|Social Programs||Assess the impact the Education Improvement Program may have on child labor.||2012 - 2013|
|Implement programs to sufficiently identify and serve victims of commercial sexual exploitation of children.||2009 - 2013|
8. U.S. Department of State. "Kiribati," in Country Reports on Human Rights Practices- 2013. Washington, DC; February 27, 2014; http://www.state.gov/j/drl/rls/hrrpt/humanrightsreport/index.htm#wrapper.
9. ILO Committee of Experts. Direct Request concerning Worst Forms of Child Labour Convention, 1999 (No. 182) Kiribati (ratification: 2009) Submitted: 2014; accessed April 8, 2014; http://www.ilo.org/ilolex/english/iloquery.htm.
10. UNESCO Institute for Statistics. Gross intake ratio to the last grade of primary. Total. [accessed February 4, 2014]; http://www.uis.unesco.org/Pages/default.aspx?SPSLanguage=EN . Data provided is the gross intake ratio to the last grade of primary school. This measure is a proxy measure for primary completion. For more information, please see the "Children's Work and Education Statistics: Sources and Definitions" section of this report.
11. UCW. Analysis of Child Economic Activity and School Attendance Statistics from National Household or Child Labor Surveys. Analysis received February 13, 2014. Reliable statistical data on the worst forms of child labor are especially difficult to collect given the often hidden or illegal nature of the worst forms. As a result, statistics on children's work in general are reported in this chart, which may or may not include the worst forms of child labor. For more information on sources used, the definition of working children and other indicators used in this report, please see the "Children's Work and Education Statistics: Sources and Definitions" section of this report.
12. ILO Committee of Experts. Direct Request concerning Minimum Age Convention, 1973 (No. 138) Kiribati (ratification: 2009) Submitted: 2014; accessed April 8, 2014; http://www.ilo.org/ilolex/english/iloquery.htm
17. Child Soldiers International. "Appendix II: Data Summary Table on Recruitment Ages of National Armies," in Louder Than Words: An Agenda for Action to End State Use of Child Soldiers. London; 2012; http://www.child-soldiers.org/global_report_reader.php?id=562.
22. International Labour Office. Children in hazardous work: What we know, what we need to do. Geneva, International Labor Organization; 2011. http://www.ilo.org/wcmsp5/groups/public/@dgreports/@dcomm/@publ/documents/publication/wcms_155428.pdf.

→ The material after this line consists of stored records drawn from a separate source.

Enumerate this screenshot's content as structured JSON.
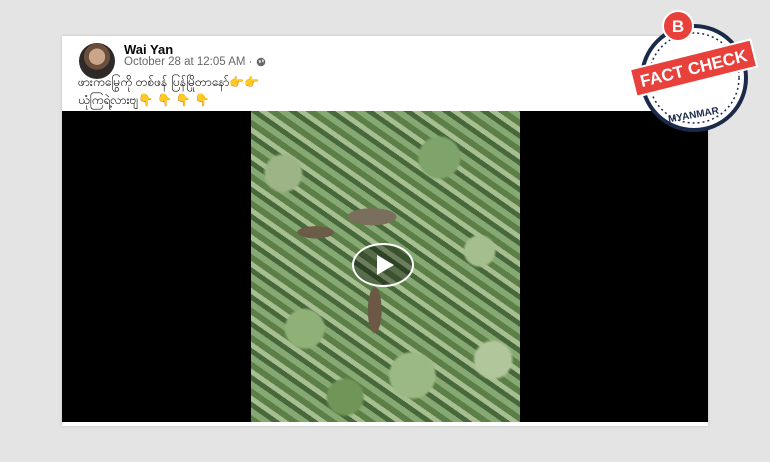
{
  "post": {
    "author": "Wai Yan",
    "timestamp": "October 28 at 12:05 AM ·",
    "text": "ဖားကမြွေကို တစ်ဖန်  ပြန်မြိုတာနော်👉👉\nယုံကြရဲ့လားဗျ👇 👇 👇 👇"
  },
  "badge": {
    "letter": "B",
    "label": "FACT CHECK",
    "sublabel": "MYANMAR",
    "colors": {
      "red": "#e8413c",
      "navy": "#1c2a4a"
    }
  },
  "icons": {
    "privacy": "globe-icon",
    "video": "play-icon"
  }
}
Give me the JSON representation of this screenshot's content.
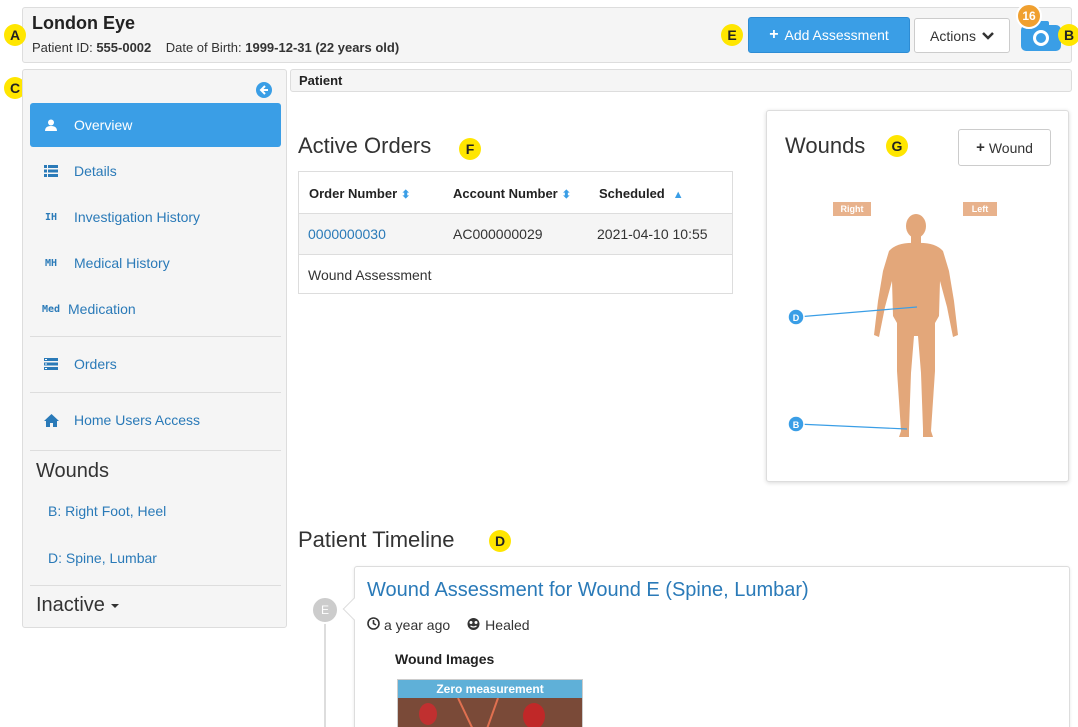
{
  "header": {
    "patient_name": "London Eye",
    "patient_id_label": "Patient ID:",
    "patient_id": "555-0002",
    "dob_label": "Date of Birth:",
    "dob": "1999-12-31 (22 years old)",
    "add_assessment_label": "Add Assessment",
    "actions_label": "Actions",
    "camera_count": "16"
  },
  "callouts": {
    "a": "A",
    "b": "B",
    "c": "C",
    "d": "D",
    "e": "E",
    "f": "F",
    "g": "G"
  },
  "sidebar": {
    "items": [
      {
        "label": "Overview",
        "icon": "user-icon",
        "glyph": ""
      },
      {
        "label": "Details",
        "icon": "list-icon",
        "glyph": ""
      },
      {
        "label": "Investigation History",
        "icon": "ih-icon",
        "glyph": "IH"
      },
      {
        "label": "Medical History",
        "icon": "mh-icon",
        "glyph": "MH"
      },
      {
        "label": "Medication",
        "icon": "med-icon",
        "glyph": "Med"
      },
      {
        "label": "Orders",
        "icon": "orders-icon",
        "glyph": ""
      },
      {
        "label": "Home Users Access",
        "icon": "home-icon",
        "glyph": ""
      }
    ],
    "wounds_heading": "Wounds",
    "wound_links": [
      "B: Right Foot, Heel",
      "D: Spine, Lumbar"
    ],
    "inactive_label": "Inactive"
  },
  "breadcrumb": "Patient",
  "orders": {
    "title": "Active Orders",
    "columns": [
      "Order Number",
      "Account Number",
      "Scheduled"
    ],
    "rows": [
      {
        "order_number": "0000000030",
        "account_number": "AC000000029",
        "scheduled": "2021-04-10 10:55"
      }
    ],
    "detail": "Wound Assessment"
  },
  "wounds": {
    "title": "Wounds",
    "add_label": "Wound",
    "right_label": "Right",
    "left_label": "Left",
    "markers": [
      "D",
      "B"
    ]
  },
  "timeline": {
    "title": "Patient Timeline",
    "dot_label": "E",
    "card_title": "Wound Assessment for Wound E (Spine, Lumbar)",
    "time_ago": "a year ago",
    "status": "Healed",
    "images_label": "Wound Images",
    "thumb_label": "Zero measurement"
  },
  "colors": {
    "primary": "#3a9ee6",
    "link": "#2a7ab8",
    "skin": "#e3a77a",
    "callout": "#ffe600",
    "badge": "#f0a030"
  }
}
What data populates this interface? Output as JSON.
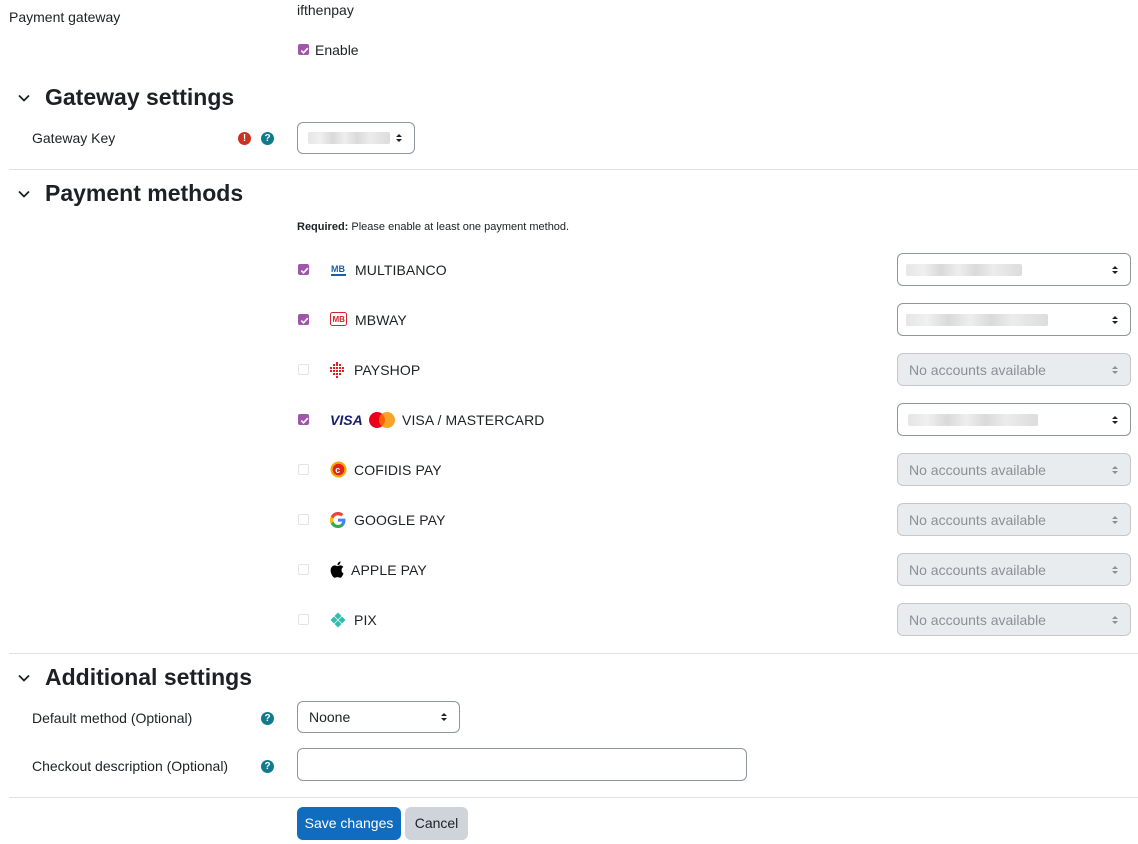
{
  "gateway": {
    "label": "Payment gateway",
    "name": "ifthenpay",
    "enable_label": "Enable",
    "enabled": true
  },
  "sections": {
    "gateway_settings": "Gateway settings",
    "payment_methods": "Payment methods",
    "additional_settings": "Additional settings"
  },
  "gateway_key": {
    "label": "Gateway Key"
  },
  "required_note": {
    "bold": "Required:",
    "text": " Please enable at least one payment method."
  },
  "methods": [
    {
      "name": "MULTIBANCO",
      "checked": true,
      "enabled": true,
      "account": "",
      "icon": "multibanco-icon"
    },
    {
      "name": "MBWAY",
      "checked": true,
      "enabled": true,
      "account": "",
      "icon": "mbway-icon"
    },
    {
      "name": "PAYSHOP",
      "checked": false,
      "enabled": false,
      "account": "No accounts available",
      "icon": "payshop-icon"
    },
    {
      "name": "VISA / MASTERCARD",
      "checked": true,
      "enabled": true,
      "account": "",
      "icon": "visa-mastercard-icon"
    },
    {
      "name": "COFIDIS PAY",
      "checked": false,
      "enabled": false,
      "account": "No accounts available",
      "icon": "cofidis-icon"
    },
    {
      "name": "GOOGLE PAY",
      "checked": false,
      "enabled": false,
      "account": "No accounts available",
      "icon": "google-icon"
    },
    {
      "name": "APPLE PAY",
      "checked": false,
      "enabled": false,
      "account": "No accounts available",
      "icon": "apple-icon"
    },
    {
      "name": "PIX",
      "checked": false,
      "enabled": false,
      "account": "No accounts available",
      "icon": "pix-icon"
    }
  ],
  "additional": {
    "default_method_label": "Default method (Optional)",
    "default_method_value": "Noone",
    "checkout_label": "Checkout description (Optional)",
    "checkout_value": ""
  },
  "buttons": {
    "save": "Save changes",
    "cancel": "Cancel"
  },
  "colors": {
    "checkbox": "#9e57a8",
    "primary": "#0f6cbf",
    "help": "#127a8a",
    "error": "#ca3120"
  }
}
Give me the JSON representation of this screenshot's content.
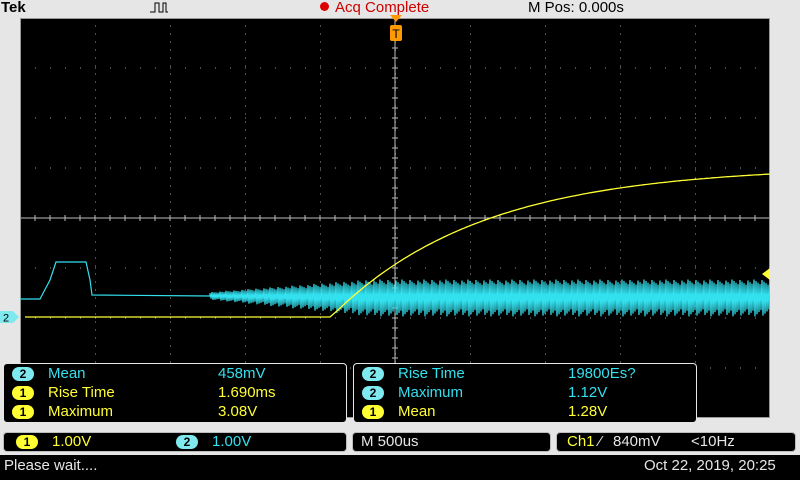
{
  "header": {
    "brand": "Tek",
    "acq_status": "Acq Complete",
    "m_pos": "M Pos: 0.000s"
  },
  "markers": {
    "ch2_ground": "2",
    "trigger": "T"
  },
  "measurements_left": [
    {
      "channel": "2",
      "label": "Mean",
      "value": "458mV"
    },
    {
      "channel": "1",
      "label": "Rise Time",
      "value": "1.690ms"
    },
    {
      "channel": "1",
      "label": "Maximum",
      "value": "3.08V"
    }
  ],
  "measurements_right": [
    {
      "channel": "2",
      "label": "Rise Time",
      "value": "19800Es?"
    },
    {
      "channel": "2",
      "label": "Maximum",
      "value": "1.12V"
    },
    {
      "channel": "1",
      "label": "Mean",
      "value": "1.28V"
    }
  ],
  "scales": {
    "ch1": {
      "channel": "1",
      "value": "1.00V"
    },
    "ch2": {
      "channel": "2",
      "value": "1.00V"
    },
    "timebase": "M 500us",
    "trigger_source": "Ch1",
    "trigger_slope": "⁄",
    "trigger_level": "840mV",
    "trigger_freq": "<10Hz"
  },
  "footer": {
    "message": "Please wait....",
    "datetime": "Oct 22, 2019, 20:25"
  },
  "colors": {
    "ch1": "#ffff33",
    "ch2": "#33e0ee",
    "grid": "#9a9a9a",
    "trigger": "#ff9900"
  }
}
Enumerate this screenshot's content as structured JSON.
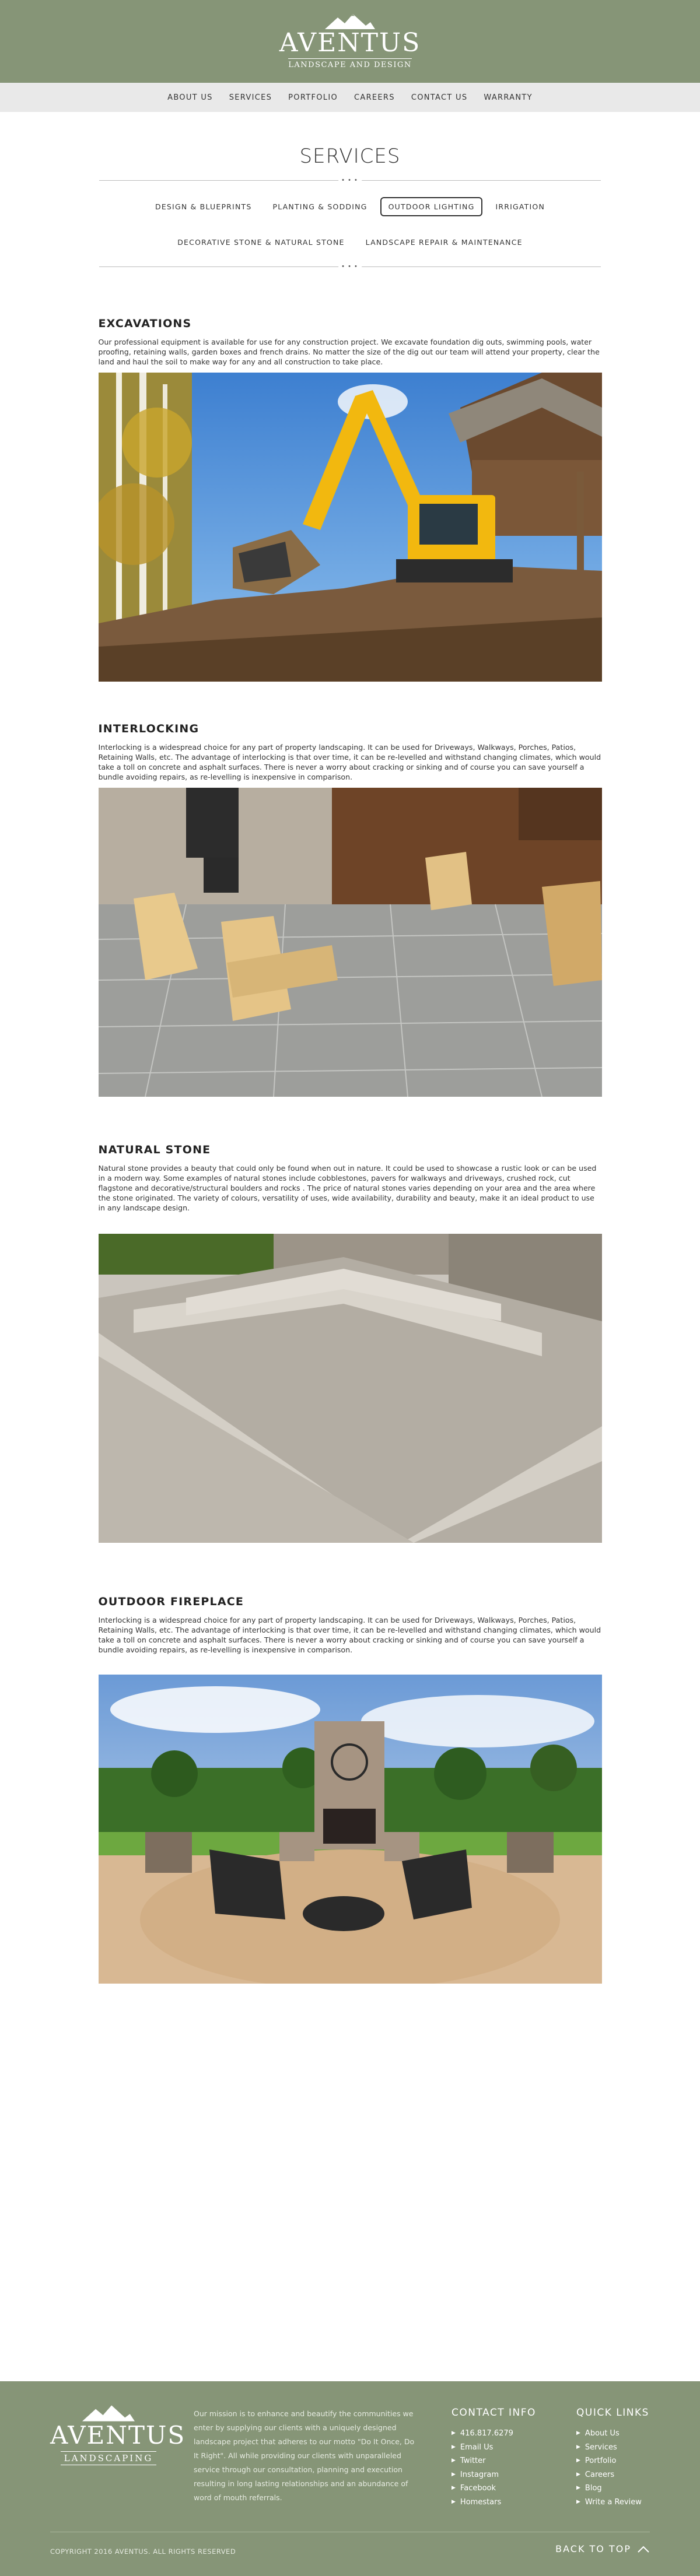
{
  "brand": {
    "name": "AVENTUS",
    "tagline": "LANDSCAPE AND DESIGN"
  },
  "nav": [
    "ABOUT US",
    "SERVICES",
    "PORTFOLIO",
    "CAREERS",
    "CONTACT US",
    "WARRANTY"
  ],
  "page": {
    "title": "SERVICES",
    "dots": "• • •",
    "filters_row1": [
      "DESIGN & BLUEPRINTS",
      "PLANTING & SODDING",
      "OUTDOOR LIGHTING",
      "IRRIGATION"
    ],
    "filters_row2": [
      "DECORATIVE STONE & NATURAL STONE",
      "LANDSCAPE REPAIR & MAINTENANCE"
    ],
    "active_filter": "OUTDOOR LIGHTING"
  },
  "sections": [
    {
      "title": "EXCAVATIONS",
      "text": "Our professional equipment is available for use for any construction project. We excavate foundation dig outs, swimming pools, water proofing, retaining walls, garden boxes and french drains. No matter the size of the dig out our team will attend your property, clear the land and haul the soil to make way for any and all construction to take place.",
      "image_icon": "excavator-photo"
    },
    {
      "title": "INTERLOCKING",
      "text": "Interlocking is a widespread choice for any part of property landscaping. It can be used for Driveways, Walkways, Porches, Patios, Retaining Walls, etc. The advantage of interlocking is that over time, it can be re-levelled and withstand changing climates, which would take a toll on concrete and asphalt surfaces. There is never a worry about cracking or sinking and of course you can save yourself a bundle avoiding repairs, as re-levelling is inexpensive in comparison.",
      "image_icon": "patio-chairs-photo"
    },
    {
      "title": "NATURAL STONE",
      "text": "Natural stone provides a beauty that could only be found when out in nature. It could be used to showcase a rustic look or can be used in a modern way. Some examples of natural stones include cobblestones, pavers for walkways and driveways, crushed rock, cut flagstone and decorative/structural boulders and rocks . The price of natural stones varies depending on your area and the area where the stone originated. The variety of colours, versatility of uses, wide availability, durability and beauty, make it an ideal product to use in any landscape design.",
      "image_icon": "stone-steps-photo"
    },
    {
      "title": "OUTDOOR FIREPLACE",
      "text": "Interlocking is a widespread choice for any part of property landscaping. It can be used for Driveways, Walkways, Porches, Patios, Retaining Walls, etc. The advantage of interlocking is that over time, it can be re-levelled and withstand changing climates, which would take a toll on concrete and asphalt surfaces. There is never a worry about cracking or sinking and of course you can save yourself a bundle avoiding repairs, as re-levelling is inexpensive in comparison.",
      "image_icon": "outdoor-fireplace-photo"
    }
  ],
  "footer": {
    "brand": "AVENTUS",
    "tagline": "LANDSCAPING",
    "mission": "Our mission is to enhance and beautify the communities we enter by supplying our clients with a uniquely designed landscape project that adheres to our motto \"Do It Once, Do It Right\". All while providing our clients with unparalleled service through our consultation, planning and execution resulting in long lasting relationships and an abundance of word of mouth referrals.",
    "contact_title": "CONTACT INFO",
    "contact": [
      "416.817.6279",
      "Email Us",
      "Twitter",
      "Instagram",
      "Facebook",
      "Homestars"
    ],
    "links_title": "QUICK LINKS",
    "links": [
      "About Us",
      "Services",
      "Portfolio",
      "Careers",
      "Blog",
      "Write a Review"
    ],
    "copyright": "COPYRIGHT 2016 AVENTUS. ALL RIGHTS RESERVED",
    "back_to_top": "BACK TO TOP"
  },
  "colors": {
    "header_green": "#869577",
    "nav_gray": "#e9e9e9",
    "text": "#333333"
  }
}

26. UNICEF Pacific. Protect Me with Love and Care: A Baseline Report for Creating a Future Free from Violence, Abuse and Exploitation of Girls and Boys in Kiribati . Suva; October 2009. http://www.unicef.org/pacificislands/UNICEF_KIRIBATI_REPORT_Feb.pdf.